Richard Inder, principal of Gate Pa School, also on Cameron Rd, says traffic congestion is "most definitely" getting worse and is having a "huge effect" on staff arrival times at school.
To avoid the traffic and arrive at around 7.30am, Inder says his staff have been leaving their own homes at 6.30am.
"Even worse after school and trying to avoid the 5 o'clock time – which often means a very long day for teachers," he says.
"There are some days when parents get caught in traffic and are delayed picking their children up and if there are road works in the area, it jams up even more."
'Everything's sort of dependent on the traffic now'
Stacey Tomsett and Lucille Thomas are colleagues, they work on Devonport Rd in the Tauranga CBD and start each morning at 8am.
Both women have had to make changes to their morning routine because of the increased traffic congestion in Tauranga.
Tomsett, 22, lives by Bayfair in Mount Maunganui and used to leave her house about 7.45am to get to work on time.

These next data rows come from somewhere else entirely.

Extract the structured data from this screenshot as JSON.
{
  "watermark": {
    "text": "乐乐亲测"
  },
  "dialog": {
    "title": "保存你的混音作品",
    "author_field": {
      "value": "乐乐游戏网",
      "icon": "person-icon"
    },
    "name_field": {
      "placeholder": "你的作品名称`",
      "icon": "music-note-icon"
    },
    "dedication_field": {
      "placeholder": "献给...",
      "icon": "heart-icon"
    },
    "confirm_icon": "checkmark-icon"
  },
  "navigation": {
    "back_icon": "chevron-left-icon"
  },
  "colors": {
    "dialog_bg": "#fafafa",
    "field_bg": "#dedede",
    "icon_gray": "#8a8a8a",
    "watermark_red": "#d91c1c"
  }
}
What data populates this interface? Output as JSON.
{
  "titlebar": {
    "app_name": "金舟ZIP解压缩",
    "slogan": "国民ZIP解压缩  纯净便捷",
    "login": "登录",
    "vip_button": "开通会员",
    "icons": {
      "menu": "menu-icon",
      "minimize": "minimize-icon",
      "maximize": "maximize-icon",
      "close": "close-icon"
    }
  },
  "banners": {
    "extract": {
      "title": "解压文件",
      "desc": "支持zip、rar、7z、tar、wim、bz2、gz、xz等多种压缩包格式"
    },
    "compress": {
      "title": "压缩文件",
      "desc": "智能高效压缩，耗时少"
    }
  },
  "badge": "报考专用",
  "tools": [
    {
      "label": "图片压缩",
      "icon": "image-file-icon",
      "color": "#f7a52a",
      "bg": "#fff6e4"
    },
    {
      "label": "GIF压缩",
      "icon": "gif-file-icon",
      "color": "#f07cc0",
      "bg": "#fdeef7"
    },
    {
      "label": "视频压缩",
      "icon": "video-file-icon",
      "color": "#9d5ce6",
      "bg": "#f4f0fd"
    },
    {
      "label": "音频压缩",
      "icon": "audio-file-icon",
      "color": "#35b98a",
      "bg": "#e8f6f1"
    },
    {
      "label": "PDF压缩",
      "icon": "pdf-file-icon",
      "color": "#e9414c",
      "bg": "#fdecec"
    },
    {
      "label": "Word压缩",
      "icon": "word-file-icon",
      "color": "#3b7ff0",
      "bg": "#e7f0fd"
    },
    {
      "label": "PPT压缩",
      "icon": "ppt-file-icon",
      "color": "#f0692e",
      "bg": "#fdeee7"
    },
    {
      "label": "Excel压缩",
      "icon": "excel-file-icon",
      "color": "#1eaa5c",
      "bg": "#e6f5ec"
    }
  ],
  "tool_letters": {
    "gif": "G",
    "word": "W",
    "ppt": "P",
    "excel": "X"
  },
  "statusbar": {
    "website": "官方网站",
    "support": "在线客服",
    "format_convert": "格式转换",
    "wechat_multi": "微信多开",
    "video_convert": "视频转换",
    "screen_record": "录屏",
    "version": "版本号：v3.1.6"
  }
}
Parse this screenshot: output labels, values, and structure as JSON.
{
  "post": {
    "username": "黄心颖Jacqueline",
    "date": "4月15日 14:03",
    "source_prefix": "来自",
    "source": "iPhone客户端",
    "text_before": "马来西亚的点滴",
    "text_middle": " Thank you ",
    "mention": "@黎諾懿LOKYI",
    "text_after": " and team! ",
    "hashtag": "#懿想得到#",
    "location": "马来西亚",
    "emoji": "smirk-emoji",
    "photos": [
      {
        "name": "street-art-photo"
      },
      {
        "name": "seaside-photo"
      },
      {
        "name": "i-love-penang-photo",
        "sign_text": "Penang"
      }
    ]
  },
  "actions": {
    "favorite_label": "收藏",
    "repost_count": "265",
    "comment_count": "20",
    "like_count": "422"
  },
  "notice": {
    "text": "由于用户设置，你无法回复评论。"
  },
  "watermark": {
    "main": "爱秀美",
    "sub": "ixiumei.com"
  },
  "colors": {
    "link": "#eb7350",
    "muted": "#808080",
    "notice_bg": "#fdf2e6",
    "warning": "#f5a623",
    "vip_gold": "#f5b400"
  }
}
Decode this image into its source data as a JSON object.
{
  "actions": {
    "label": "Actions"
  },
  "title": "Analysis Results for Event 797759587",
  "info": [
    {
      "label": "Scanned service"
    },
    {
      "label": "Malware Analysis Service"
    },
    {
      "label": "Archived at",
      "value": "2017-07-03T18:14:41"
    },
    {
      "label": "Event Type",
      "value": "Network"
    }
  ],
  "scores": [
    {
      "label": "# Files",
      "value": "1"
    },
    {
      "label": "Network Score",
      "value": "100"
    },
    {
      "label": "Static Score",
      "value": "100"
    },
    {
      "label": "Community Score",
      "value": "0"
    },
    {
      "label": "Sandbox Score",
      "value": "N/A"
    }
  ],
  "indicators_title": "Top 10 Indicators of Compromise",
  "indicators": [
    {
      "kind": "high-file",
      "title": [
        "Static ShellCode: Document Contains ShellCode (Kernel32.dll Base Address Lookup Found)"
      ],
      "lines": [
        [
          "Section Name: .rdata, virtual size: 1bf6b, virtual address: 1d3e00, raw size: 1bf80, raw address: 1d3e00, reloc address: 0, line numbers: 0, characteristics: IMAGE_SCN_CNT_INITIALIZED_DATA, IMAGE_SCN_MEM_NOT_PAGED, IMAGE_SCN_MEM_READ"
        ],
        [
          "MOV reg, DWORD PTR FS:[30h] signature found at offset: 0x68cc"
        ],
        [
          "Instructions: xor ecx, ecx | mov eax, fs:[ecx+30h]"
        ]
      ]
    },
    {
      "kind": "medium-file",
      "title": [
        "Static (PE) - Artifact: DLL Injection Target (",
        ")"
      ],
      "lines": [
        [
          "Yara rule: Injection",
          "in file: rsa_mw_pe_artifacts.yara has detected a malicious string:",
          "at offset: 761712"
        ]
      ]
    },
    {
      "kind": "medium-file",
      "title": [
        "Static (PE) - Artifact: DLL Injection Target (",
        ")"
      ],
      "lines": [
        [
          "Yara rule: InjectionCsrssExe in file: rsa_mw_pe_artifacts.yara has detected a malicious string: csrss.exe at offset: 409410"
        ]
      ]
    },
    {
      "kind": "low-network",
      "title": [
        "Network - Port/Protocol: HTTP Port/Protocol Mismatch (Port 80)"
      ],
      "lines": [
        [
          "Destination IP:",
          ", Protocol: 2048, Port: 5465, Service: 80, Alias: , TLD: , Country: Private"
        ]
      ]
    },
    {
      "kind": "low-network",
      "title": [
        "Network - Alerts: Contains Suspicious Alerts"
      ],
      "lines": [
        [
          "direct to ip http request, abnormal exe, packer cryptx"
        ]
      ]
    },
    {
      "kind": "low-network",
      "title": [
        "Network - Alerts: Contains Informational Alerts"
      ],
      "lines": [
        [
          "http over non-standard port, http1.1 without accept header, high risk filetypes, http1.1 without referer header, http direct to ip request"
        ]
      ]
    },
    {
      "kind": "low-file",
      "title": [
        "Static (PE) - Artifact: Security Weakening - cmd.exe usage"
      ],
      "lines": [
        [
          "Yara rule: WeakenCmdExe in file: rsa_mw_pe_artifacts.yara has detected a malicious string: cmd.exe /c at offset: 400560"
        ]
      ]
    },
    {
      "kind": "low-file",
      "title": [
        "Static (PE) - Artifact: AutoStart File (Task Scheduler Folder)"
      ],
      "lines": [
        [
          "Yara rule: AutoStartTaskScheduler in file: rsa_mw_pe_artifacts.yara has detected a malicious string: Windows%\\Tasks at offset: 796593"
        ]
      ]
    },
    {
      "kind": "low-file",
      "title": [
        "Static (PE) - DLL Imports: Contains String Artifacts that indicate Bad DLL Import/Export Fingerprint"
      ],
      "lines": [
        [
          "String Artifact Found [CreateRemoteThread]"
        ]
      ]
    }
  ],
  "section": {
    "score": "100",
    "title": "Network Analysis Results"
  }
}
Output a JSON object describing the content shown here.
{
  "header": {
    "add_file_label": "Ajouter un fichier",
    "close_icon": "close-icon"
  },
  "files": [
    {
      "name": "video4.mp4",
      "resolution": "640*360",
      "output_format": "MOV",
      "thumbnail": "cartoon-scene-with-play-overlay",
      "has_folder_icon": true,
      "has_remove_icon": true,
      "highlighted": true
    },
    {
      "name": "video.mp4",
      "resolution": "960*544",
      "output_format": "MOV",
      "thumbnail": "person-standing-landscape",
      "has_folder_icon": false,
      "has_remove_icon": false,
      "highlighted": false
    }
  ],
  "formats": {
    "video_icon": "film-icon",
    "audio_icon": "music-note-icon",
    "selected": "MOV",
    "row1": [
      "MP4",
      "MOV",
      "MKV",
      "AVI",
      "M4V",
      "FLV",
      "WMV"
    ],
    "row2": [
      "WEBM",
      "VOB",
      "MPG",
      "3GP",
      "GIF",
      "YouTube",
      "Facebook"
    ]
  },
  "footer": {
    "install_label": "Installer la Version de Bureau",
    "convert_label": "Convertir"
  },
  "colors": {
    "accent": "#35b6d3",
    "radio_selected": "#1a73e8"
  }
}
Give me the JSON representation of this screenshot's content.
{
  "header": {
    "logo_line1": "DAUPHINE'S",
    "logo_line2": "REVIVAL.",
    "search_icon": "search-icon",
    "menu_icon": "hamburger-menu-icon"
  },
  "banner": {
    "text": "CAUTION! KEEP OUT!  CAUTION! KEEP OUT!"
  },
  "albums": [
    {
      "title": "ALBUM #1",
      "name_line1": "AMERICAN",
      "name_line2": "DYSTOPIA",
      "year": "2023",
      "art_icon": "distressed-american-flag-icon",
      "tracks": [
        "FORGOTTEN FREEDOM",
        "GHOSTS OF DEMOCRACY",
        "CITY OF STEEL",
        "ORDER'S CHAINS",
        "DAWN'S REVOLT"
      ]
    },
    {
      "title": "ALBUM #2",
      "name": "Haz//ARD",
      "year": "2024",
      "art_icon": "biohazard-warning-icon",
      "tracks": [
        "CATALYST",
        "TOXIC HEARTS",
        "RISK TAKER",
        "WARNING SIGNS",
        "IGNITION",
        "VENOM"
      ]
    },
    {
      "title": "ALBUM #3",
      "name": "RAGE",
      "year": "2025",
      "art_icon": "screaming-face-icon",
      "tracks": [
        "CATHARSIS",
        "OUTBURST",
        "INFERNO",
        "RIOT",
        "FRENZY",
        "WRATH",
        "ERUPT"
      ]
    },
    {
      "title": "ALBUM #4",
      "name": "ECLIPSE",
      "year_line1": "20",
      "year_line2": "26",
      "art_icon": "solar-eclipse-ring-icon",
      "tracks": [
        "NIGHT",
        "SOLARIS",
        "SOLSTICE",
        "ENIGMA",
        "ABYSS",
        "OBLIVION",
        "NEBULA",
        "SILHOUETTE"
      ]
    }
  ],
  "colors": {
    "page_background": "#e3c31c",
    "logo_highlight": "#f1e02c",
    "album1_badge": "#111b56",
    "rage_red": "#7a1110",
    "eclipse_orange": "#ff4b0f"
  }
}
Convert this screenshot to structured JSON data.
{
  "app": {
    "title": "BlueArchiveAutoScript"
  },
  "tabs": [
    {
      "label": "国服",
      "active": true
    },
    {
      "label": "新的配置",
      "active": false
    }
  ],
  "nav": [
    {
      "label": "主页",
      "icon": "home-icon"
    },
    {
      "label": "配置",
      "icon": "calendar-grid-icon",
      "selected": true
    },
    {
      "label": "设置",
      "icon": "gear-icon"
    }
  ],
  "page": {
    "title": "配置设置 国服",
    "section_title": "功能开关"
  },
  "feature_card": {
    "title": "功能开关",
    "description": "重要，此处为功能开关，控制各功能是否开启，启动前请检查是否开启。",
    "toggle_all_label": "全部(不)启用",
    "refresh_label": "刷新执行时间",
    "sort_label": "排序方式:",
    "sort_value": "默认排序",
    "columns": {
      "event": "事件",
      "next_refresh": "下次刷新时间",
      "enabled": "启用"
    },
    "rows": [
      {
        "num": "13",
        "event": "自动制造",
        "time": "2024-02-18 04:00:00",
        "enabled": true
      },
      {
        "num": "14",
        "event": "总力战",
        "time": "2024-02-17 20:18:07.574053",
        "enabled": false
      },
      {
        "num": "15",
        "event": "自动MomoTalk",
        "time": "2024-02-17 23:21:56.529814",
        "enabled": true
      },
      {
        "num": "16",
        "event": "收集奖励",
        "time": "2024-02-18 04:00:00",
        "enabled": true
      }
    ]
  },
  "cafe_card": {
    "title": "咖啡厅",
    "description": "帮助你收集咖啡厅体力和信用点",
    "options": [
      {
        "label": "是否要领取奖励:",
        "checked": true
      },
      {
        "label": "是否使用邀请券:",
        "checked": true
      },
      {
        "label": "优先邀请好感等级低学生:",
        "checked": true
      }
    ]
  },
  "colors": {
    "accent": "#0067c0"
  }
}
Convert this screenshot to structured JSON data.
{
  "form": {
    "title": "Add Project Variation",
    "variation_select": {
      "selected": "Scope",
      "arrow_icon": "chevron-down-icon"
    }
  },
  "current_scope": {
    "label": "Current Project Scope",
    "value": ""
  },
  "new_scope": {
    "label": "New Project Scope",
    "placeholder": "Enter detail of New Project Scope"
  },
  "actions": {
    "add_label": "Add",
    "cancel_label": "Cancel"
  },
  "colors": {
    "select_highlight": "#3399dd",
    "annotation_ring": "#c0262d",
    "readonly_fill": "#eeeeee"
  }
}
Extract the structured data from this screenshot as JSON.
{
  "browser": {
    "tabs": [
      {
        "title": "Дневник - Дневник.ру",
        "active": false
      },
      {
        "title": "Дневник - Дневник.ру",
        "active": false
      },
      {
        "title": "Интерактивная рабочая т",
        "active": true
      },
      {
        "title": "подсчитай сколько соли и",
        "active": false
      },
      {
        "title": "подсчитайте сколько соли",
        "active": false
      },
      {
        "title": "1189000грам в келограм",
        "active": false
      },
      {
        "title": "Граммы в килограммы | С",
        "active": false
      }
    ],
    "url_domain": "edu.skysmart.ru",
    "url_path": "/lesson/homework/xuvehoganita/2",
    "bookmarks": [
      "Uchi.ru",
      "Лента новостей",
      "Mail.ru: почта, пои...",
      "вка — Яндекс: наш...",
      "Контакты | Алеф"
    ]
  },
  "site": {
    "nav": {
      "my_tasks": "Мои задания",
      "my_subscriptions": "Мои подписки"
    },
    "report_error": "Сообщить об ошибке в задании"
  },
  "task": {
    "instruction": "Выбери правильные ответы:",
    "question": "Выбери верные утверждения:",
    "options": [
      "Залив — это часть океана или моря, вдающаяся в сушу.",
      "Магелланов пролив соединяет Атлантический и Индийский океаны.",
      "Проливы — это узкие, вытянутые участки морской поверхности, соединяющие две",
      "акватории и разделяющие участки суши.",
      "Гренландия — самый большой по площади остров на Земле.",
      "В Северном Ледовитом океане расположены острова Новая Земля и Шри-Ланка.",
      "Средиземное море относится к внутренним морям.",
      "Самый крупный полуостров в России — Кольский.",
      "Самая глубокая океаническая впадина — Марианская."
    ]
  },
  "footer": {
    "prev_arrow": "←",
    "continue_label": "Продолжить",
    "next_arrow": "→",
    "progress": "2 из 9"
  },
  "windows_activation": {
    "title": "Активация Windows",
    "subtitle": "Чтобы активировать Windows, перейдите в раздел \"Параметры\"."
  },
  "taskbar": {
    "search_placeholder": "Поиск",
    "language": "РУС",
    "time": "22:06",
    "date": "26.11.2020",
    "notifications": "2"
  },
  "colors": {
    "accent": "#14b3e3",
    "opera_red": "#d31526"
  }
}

Now she has to leave at 7.15am.
"And that change really started this year; after the Christmas break is when it started getting really bad."
She drives along Hewletts Rd to get into the city and says some of the worst congestion is on Links Ave, which she has to go through to get to Hewletts Rd.
She has also tried Maunganui Rd but says that's just as bad.
Leaving half an hour earlier in the morning means Tomsett doesn't have time for breakfast at home any more.
After work, she used to sometimes visit her family in the lower Kaimais but now has to leave that to the weekends, "because the traffic going that way is just as bad".
"Everything's sort of dependent on the traffic now."
Her colleague Thomas has made even bigger changes.
The 51-year-old and her husband, who also works in the Tauranga CBD, moved from Welcome Bay to McLaren Falls a few weeks ago looking for a lifestyle change.
Traffic was a major factor in the move.
They were living on Osprey Dr in Welcome Bay and it was taking Thomas about 45 minutes to travel the roughly 8km to work each morning.
She says there was a time when she used to leave home about 7.40am, but it got to the point where she was having to leave before 7.15am.
Thomas says it started getting worse when the Hairini St bus lane was established last year.
"Everybody is complaining about Welcome Bay Rd but what they don't realise, is that it goes further than just Welcome Bay Rd."
She says all the outlying streets are congested and backed-up too.
"Coming in was just a nightmare – I mean, it was literally stationary."
Thomas started drinking her coffee and doing her makeup in the car.
"I just eventually made peace with it, because it used to make me really tense."
Going home was a little bit quicker in the afternoons, she says, maybe about 25 minutes, but she was performing a "zigzag" through the back roads to achieve that.
Now she commutes from McLaren Falls Rd and uses the Route K toll road.
The distance between home and work has more than doubled, but her commute time is about 20-25 minutes.
Thomas is travelling further, but can leave about 15 minutes later in the morning.
Tauranga has grown hugely over the past 20 years – but it has come at a considerable cost.
New figures confirm what many frustrated motorists already suspect – thousands of additional cars on our roads are causing gridlock most weekday mornings and afternoons, placing an enormous strain on lives, businesses and the wider city.
Read here to discover the true scale of Tauranga's traffic woes.
Read here to see what the mayor has to say in a special guest editorial.
Read here for Dylan Thorne's editorial, launching this five-part series.
Tomorrow, we reveal how traffic congestion is affecting businesses, and why it could have a devastating impact on the housing sector and wider economy.